Exercise directions. Each line below is to be copied exactly as it appears.

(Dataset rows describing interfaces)
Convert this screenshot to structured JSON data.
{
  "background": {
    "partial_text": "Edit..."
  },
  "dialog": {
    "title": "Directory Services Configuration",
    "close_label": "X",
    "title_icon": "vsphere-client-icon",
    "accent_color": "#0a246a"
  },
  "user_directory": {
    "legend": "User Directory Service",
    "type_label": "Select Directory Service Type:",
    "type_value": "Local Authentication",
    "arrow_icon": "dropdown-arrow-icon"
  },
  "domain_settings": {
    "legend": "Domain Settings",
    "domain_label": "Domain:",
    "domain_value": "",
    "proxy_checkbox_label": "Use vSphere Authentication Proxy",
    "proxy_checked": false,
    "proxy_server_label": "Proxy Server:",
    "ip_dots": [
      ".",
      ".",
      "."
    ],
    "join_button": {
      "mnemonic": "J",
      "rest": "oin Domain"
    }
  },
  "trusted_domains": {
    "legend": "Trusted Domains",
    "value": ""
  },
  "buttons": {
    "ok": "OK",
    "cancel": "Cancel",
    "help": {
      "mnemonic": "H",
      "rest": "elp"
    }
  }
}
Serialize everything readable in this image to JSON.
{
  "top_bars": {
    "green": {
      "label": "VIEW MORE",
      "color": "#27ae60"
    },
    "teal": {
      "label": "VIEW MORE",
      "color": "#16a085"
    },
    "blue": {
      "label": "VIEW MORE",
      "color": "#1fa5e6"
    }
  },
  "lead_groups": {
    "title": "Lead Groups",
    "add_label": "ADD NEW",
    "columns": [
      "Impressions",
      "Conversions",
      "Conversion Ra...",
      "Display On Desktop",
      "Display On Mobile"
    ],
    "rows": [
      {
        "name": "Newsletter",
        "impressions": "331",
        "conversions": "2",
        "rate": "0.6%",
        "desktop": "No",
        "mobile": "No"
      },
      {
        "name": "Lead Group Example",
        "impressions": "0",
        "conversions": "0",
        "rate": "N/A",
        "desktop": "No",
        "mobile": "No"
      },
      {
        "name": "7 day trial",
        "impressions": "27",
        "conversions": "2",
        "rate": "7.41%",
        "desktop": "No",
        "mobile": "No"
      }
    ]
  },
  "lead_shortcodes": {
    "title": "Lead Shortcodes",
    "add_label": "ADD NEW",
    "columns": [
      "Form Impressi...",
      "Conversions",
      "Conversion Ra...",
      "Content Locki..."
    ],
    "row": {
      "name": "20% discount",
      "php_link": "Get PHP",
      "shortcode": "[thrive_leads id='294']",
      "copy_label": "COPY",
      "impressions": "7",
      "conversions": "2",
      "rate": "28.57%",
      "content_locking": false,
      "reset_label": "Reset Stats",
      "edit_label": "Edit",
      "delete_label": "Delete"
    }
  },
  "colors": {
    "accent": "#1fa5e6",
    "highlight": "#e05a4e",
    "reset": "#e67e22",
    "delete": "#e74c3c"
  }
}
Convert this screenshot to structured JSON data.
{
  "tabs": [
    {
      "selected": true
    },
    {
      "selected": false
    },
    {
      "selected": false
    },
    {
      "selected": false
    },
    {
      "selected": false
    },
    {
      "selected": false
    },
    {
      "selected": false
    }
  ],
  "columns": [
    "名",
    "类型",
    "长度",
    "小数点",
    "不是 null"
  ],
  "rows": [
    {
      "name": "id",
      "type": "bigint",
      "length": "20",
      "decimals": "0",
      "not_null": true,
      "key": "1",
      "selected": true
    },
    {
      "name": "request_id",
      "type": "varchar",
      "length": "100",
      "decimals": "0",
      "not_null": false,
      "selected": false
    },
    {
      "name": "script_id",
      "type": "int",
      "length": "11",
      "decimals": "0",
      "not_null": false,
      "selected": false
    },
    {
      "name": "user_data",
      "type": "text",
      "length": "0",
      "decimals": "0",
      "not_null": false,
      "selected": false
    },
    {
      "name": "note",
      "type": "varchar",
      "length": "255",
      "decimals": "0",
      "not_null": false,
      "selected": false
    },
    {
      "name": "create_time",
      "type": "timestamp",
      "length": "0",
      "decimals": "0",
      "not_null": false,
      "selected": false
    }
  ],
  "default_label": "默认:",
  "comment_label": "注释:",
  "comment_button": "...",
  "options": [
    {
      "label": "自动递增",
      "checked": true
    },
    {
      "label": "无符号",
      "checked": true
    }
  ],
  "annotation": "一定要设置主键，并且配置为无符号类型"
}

Written response.
Convert this screenshot to structured JSON data.
{
  "background": {
    "partial_text": "Edit..."
  },
  "dialog": {
    "title": "Directory Services Configuration",
    "close_label": "X",
    "title_icon": "vsphere-client-icon",
    "accent_color": "#0a246a"
  },
  "user_directory": {
    "legend": "User Directory Service",
    "type_label": "Select Directory Service Type:",
    "type_value": "Local Authentication",
    "arrow_icon": "dropdown-arrow-icon"
  },
  "domain_settings": {
    "legend": "Domain Settings",
    "domain_label": "Domain:",
    "domain_value": "",
    "proxy_checkbox_label": "Use vSphere Authentication Proxy",
    "proxy_checked": false,
    "proxy_server_label": "Proxy Server:",
    "ip_dots": [
      ".",
      ".",
      "."
    ],
    "join_button": {
      "mnemonic": "J",
      "rest": "oin Domain"
    }
  },
  "trusted_domains": {
    "legend": "Trusted Domains",
    "value": ""
  },
  "buttons": {
    "ok": "OK",
    "cancel": "Cancel",
    "help": {
      "mnemonic": "H",
      "rest": "elp"
    }
  }
}
Serialize everything readable in this image to JSON.
{
  "top_bars": {
    "green": {
      "label": "VIEW MORE",
      "color": "#27ae60"
    },
    "teal": {
      "label": "VIEW MORE",
      "color": "#16a085"
    },
    "blue": {
      "label": "VIEW MORE",
      "color": "#1fa5e6"
    }
  },
  "lead_groups": {
    "title": "Lead Groups",
    "add_label": "ADD NEW",
    "columns": [
      "Impressions",
      "Conversions",
      "Conversion Ra...",
      "Display On Desktop",
      "Display On Mobile"
    ],
    "rows": [
      {
        "name": "Newsletter",
        "impressions": "331",
        "conversions": "2",
        "rate": "0.6%",
        "desktop": "No",
        "mobile": "No"
      },
      {
        "name": "Lead Group Example",
        "impressions": "0",
        "conversions": "0",
        "rate": "N/A",
        "desktop": "No",
        "mobile": "No"
      },
      {
        "name": "7 day trial",
        "impressions": "27",
        "conversions": "2",
        "rate": "7.41%",
        "desktop": "No",
        "mobile": "No"
      }
    ]
  },
  "lead_shortcodes": {
    "title": "Lead Shortcodes",
    "add_label": "ADD NEW",
    "columns": [
      "Form Impressi...",
      "Conversions",
      "Conversion Ra...",
      "Content Locki..."
    ],
    "row": {
      "name": "20% discount",
      "php_link": "Get PHP",
      "shortcode": "[thrive_leads id='294']",
      "copy_label": "COPY",
      "impressions": "7",
      "conversions": "2",
      "rate": "28.57%",
      "content_locking": false,
      "reset_label": "Reset Stats",
      "edit_label": "Edit",
      "delete_label": "Delete"
    }
  },
  "colors": {
    "accent": "#1fa5e6",
    "highlight": "#e05a4e",
    "reset": "#e67e22",
    "delete": "#e74c3c"
  }
}
Convert this screenshot to structured JSON data.
{
  "tabs": [
    {
      "selected": true
    },
    {
      "selected": false
    },
    {
      "selected": false
    },
    {
      "selected": false
    },
    {
      "selected": false
    },
    {
      "selected": false
    },
    {
      "selected": false
    }
  ],
  "columns": [
    "名",
    "类型",
    "长度",
    "小数点",
    "不是 null"
  ],
  "rows": [
    {
      "name": "id",
      "type": "bigint",
      "length": "20",
      "decimals": "0",
      "not_null": true,
      "key": "1",
      "selected": true
    },
    {
      "name": "request_id",
      "type": "varchar",
      "length": "100",
      "decimals": "0",
      "not_null": false,
      "selected": false
    },
    {
      "name": "script_id",
      "type": "int",
      "length": "11",
      "decimals": "0",
      "not_null": false,
      "selected": false
    },
    {
      "name": "user_data",
      "type": "text",
      "length": "0",
      "decimals": "0",
      "not_null": false,
      "selected": false
    },
    {
      "name": "note",
      "type": "varchar",
      "length": "255",
      "decimals": "0",
      "not_null": false,
      "selected": false
    },
    {
      "name": "create_time",
      "type": "timestamp",
      "length": "0",
      "decimals": "0",
      "not_null": false,
      "selected": false
    }
  ],
  "default_label": "默认:",
  "comment_label": "注释:",
  "comment_button": "...",
  "options": [
    {
      "label": "自动递增",
      "checked": true
    },
    {
      "label": "无符号",
      "checked": true
    }
  ],
  "annotation": "一定要设置主键，并且配置为无符号类型"
}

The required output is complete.